First off, it has started to become clear to me that I really enjoy French song – as well as the instrumental output. The way the French handle chord progressions is quite different from everyone else and at this point I still find it surprising and refreshing for the ear (though Rameau remains hit and miss…).

I’d seen Evans twice before as Countess Almaviva and then Rodelinda (just a few months ago) and those didn’t turn me into a fan – though her Rodelinda was properly frightening, so it came pretty close. This, however, showcased her intelligence when it comes to phrasing. I’d say she likes singing this stuff perhaps more than the other things I’d seen her in, as what I sensed was a good deal of spontaneity and even playfulness, neither of which is easy to achieve. There were some limitations to her voice which her obvious feeling for style and well honed stage experience (particularly in the sense of tackling things head on) couldn’t quite overcome and in turn made me think this would be/is fabulous rep for Antonacci. That being said, I would come see Evans again in more of the same.

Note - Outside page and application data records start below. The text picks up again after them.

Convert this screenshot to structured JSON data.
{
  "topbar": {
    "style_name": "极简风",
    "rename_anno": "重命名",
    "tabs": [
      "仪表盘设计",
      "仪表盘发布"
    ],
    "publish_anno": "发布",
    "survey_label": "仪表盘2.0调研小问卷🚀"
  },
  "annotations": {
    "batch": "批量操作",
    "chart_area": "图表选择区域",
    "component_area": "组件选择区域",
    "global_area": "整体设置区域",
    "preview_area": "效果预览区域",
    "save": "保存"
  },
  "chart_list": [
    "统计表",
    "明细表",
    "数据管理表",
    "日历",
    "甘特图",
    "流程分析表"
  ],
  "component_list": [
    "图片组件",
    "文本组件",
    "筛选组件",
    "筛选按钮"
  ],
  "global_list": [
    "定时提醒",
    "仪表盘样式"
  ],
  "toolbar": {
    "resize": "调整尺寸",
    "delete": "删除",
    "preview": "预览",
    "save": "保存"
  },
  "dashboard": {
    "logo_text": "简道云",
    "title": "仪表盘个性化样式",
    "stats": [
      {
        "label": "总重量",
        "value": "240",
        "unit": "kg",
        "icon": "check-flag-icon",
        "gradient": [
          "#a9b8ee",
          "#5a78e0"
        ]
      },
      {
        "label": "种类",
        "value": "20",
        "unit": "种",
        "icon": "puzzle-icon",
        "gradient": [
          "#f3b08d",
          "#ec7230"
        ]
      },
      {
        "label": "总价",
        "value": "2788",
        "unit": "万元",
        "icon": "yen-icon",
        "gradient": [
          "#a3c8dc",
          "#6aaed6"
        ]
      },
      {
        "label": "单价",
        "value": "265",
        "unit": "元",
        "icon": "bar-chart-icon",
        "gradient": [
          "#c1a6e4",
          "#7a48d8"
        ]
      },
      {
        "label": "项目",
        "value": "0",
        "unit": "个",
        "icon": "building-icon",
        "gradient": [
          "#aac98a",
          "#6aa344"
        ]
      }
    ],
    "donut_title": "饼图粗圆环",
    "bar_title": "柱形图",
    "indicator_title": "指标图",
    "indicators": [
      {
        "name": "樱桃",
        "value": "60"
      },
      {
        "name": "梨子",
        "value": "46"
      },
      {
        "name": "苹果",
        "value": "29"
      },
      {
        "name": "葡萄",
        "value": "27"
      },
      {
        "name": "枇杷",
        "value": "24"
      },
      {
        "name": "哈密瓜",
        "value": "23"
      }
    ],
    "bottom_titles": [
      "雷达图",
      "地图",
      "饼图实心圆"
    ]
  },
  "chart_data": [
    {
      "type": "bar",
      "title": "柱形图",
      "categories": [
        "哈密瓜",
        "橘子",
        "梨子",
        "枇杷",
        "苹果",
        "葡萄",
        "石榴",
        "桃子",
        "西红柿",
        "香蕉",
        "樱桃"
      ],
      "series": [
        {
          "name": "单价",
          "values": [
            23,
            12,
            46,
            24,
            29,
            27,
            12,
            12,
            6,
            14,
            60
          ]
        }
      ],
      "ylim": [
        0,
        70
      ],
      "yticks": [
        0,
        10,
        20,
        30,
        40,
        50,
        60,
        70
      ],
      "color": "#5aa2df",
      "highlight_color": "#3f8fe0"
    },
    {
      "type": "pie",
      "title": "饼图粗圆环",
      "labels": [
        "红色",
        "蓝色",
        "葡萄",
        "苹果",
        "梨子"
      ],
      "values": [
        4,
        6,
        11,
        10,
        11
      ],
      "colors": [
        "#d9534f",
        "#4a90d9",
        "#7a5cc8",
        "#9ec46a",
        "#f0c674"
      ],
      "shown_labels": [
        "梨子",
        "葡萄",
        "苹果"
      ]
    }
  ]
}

As far as instrumentals, I loved the Saint-Saëns, but then I normally like what I’ve heard from him. Such fun and playful writing for the winds! That is the right approach in getting yours truly interested, because later on came a lot of string shredding, which for me can be rather much (no fault of the ensemble, they sounded gorgeous). This rep was unusually heavy on the viola (ended with a broken string, too) but our violist’s tone sounded superb even for this wind instrument fan. The other piece I loved (not just liked) was Delage’s Quatre poèmes hindous, where vocals and orchestra fed off each other optimally, plus who knew cello does such a good job doubling up as sitar?! Clearly not me, but I was once again (very) pleasantly surprised.

Conclusion: taking a chance can pay off big time.